When it closed in August 1975 Duke and Orr’s Dock had been in almost continuous operation for 100 years.It was the last timber walled dry dock to operate in Australia, and, of its size, possibly in the world.
In 1977 the site was ceded by theState Government to the National Trust. Since 1978 Duke and Orr’s Dry Dock has accommodated the Trust’s 1885barque Polly Woodside, which opened to the public following 60,000 hours of voluntary restoration. The length of the dock was reduced (by about one third) to allow the construction of theMelbourne Exhibition Centre, which opened in February 1996. The old dock was partially filled with 11,000tons of bricks to reduce the volume of water and to help support the wooden walls.

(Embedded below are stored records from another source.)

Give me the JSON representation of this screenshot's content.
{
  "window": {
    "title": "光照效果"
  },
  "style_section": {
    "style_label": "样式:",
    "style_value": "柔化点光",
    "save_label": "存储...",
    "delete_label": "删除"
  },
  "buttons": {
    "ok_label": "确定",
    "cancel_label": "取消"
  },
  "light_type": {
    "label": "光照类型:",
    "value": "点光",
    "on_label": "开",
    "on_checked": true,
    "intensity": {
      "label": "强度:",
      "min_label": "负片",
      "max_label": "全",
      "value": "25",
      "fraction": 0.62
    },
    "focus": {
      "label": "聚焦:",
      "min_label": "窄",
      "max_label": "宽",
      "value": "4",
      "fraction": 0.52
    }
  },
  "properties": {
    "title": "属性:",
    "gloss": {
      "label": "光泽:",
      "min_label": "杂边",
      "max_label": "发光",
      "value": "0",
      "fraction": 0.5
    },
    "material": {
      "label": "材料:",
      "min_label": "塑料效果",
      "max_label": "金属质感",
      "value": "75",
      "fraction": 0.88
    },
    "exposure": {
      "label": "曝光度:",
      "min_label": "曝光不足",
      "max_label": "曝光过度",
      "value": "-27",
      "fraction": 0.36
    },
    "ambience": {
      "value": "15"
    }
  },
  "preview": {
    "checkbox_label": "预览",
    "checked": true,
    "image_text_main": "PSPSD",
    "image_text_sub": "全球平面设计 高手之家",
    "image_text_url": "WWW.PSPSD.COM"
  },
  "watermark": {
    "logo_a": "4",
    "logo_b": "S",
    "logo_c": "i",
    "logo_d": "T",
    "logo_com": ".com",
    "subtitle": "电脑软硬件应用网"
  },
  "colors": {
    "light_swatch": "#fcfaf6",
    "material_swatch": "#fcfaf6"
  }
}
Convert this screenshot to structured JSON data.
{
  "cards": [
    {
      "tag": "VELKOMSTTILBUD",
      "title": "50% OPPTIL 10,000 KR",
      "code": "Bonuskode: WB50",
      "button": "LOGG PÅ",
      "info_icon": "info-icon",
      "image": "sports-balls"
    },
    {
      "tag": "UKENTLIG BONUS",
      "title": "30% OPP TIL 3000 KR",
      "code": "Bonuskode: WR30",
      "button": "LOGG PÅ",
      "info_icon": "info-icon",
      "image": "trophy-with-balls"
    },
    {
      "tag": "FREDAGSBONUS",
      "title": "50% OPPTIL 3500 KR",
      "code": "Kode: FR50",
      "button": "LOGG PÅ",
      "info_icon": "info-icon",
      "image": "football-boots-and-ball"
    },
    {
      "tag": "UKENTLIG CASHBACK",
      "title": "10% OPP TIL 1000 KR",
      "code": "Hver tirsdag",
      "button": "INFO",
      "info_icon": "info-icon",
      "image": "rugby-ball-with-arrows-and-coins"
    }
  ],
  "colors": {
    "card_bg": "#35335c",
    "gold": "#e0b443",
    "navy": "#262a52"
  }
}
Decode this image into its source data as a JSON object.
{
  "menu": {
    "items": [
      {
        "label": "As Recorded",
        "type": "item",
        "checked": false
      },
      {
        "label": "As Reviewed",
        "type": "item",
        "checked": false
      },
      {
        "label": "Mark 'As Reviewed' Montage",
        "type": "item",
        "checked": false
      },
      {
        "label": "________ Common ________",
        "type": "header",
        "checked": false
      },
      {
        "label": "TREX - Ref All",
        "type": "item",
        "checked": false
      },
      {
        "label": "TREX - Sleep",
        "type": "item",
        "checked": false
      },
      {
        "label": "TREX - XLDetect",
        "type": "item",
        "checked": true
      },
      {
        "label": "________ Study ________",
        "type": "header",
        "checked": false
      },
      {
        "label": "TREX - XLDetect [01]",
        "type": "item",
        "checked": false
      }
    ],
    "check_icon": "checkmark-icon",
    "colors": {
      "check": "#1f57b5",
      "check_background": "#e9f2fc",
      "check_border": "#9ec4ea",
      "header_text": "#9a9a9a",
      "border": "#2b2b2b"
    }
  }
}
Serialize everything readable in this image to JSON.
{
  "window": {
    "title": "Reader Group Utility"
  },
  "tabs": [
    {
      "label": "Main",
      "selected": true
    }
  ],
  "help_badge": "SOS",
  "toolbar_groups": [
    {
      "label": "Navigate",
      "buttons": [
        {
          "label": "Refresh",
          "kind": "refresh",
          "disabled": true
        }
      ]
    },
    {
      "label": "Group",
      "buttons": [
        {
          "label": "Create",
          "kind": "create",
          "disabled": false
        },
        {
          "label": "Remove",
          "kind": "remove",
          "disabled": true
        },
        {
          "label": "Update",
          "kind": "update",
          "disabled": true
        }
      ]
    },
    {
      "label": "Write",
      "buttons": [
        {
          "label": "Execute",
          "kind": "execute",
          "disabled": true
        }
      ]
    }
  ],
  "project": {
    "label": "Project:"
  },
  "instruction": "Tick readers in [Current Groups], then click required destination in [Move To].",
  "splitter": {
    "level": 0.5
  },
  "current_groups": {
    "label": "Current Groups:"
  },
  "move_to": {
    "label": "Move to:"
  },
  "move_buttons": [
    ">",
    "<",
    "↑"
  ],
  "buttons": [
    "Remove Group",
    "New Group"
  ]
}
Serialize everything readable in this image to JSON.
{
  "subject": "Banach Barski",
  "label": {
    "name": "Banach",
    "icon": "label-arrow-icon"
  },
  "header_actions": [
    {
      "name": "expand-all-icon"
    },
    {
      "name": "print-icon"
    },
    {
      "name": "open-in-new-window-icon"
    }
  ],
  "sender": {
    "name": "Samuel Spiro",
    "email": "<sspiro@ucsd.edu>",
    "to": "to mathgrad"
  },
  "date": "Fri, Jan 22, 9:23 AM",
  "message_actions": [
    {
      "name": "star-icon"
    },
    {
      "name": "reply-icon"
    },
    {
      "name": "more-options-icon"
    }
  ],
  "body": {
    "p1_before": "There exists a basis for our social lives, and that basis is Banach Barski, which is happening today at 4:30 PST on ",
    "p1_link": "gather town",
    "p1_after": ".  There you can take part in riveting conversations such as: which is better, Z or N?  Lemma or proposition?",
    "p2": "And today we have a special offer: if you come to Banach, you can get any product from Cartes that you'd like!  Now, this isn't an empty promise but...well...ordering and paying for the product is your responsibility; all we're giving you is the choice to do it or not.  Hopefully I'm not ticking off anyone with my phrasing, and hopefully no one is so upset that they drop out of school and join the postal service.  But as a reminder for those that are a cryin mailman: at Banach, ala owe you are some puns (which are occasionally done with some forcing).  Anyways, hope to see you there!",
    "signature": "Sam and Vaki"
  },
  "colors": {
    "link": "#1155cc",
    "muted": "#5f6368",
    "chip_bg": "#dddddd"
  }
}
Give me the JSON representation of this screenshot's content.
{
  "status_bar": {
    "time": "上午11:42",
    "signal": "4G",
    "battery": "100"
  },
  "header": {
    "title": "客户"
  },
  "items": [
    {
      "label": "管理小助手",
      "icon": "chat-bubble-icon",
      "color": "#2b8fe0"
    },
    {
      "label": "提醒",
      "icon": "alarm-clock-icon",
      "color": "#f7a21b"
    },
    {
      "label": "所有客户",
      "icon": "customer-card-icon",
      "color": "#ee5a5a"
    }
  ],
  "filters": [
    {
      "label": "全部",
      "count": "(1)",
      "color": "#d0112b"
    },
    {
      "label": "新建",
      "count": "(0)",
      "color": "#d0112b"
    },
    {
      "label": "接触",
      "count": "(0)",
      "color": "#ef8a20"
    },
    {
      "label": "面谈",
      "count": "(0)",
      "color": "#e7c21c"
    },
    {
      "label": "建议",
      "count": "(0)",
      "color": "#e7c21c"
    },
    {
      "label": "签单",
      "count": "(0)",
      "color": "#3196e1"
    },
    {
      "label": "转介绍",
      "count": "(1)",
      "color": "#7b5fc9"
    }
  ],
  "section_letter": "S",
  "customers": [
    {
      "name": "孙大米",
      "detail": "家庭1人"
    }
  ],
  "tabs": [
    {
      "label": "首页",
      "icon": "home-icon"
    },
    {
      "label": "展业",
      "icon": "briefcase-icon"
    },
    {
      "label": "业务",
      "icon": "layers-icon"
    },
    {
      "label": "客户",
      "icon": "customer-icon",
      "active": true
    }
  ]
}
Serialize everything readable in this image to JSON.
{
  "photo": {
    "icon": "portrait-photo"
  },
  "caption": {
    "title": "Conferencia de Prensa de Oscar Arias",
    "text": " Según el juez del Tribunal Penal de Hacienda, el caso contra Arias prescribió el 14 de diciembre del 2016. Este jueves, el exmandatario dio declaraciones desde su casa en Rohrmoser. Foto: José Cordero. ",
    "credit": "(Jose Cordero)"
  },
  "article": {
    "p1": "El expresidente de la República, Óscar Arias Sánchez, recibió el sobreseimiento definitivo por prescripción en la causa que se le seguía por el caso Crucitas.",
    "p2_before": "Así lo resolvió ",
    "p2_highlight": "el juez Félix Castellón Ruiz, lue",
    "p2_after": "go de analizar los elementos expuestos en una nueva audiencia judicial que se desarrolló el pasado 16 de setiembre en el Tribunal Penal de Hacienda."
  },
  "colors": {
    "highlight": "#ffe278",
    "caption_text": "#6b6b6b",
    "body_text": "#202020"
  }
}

In 2009, as part of the public/private partnership to build the new MelbourneConvention Centre, the dock was refitted and made even shallower, including the fitting of a new caisson in place of the old wooden mitre gates.The Victorian Government provided$8.86 million for the refurbishment of the dock, while the Plenary Group and the National Trust provided $4 million for works on the adjacent area and on the vessel itself.
At the same time, the original PumpHouse was enclosed in a glass building next to the MelbourneConvention Centre, with parts of the original timber framed building removed to allow public viewing.South Wharf’s striking pedestrian“Seafarers’ Bridge” opened in 2009, after more than 500 submissions were received for a name to honour the rich maritime history of the area.
Today’s community of workers atSouth Wharf comprise white collar professional, retail and hospitality staff – a far cry from the community that once used the area on a daily basis. The dry docks and associated marine industries drew their workforce from the small workers’ cottages at the northern end of South Melbourne and in Port Melbourne. Behind SouthWharf there were many and varied industries engaged in the repair and maintenance of vessels. It was dirty and dangerous work.
The work carried out in these docks was characterised by being dangerous, dirty and often carried out under considerable pressure from ship owners who wanted their ship back in the water as soon as possible. The men (they were all men) who worked in these docks were a tough bunch. They got up early on freezing winter mornings and walked or cycled to the dock. They worked down in the docks, often in cold, filthy sea water for long hours scraping, cleaning, painting and repairing ships. They worked in the confined space under the keels of the ships amongst the keel blocks or on makeshift planking high up on the sides of the ships without any safety equipment except their own know how. They handled massive baulks of timber with their bare hands.
The Painters and Dockers Union had its Melbourne office in the yard of Duke’s & Orr’s Amalgamated Dry Docks Ltd from its establishment in1916. It was the main union of the men working at the dry docks. It had a long history of activism, and during the 1960s and 1970s it acquired a reputation for criminality. A nearby gangland shooting and a decapitation of a person on South Wharf were just two of the more colourful incidents surrounding the union during its later years.
South Wharf Association is indebted to the following people and sources for the information used in this article.